[Information supplied]
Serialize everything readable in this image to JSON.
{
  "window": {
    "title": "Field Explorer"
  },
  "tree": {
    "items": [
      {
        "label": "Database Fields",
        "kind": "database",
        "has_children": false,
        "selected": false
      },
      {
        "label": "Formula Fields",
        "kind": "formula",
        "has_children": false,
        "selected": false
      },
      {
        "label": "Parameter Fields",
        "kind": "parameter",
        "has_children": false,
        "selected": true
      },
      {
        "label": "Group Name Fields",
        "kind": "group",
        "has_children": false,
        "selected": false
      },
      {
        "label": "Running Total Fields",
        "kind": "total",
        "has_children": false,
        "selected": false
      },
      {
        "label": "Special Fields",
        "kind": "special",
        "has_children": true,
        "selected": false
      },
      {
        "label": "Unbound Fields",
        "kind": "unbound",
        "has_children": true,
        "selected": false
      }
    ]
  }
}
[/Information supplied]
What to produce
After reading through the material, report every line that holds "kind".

Solution for this exercise
        "kind": "database",
        "kind": "formula",
        "kind": "parameter",
        "kind": "group",
        "kind": "total",
        "kind": "special",
        "kind": "unbound",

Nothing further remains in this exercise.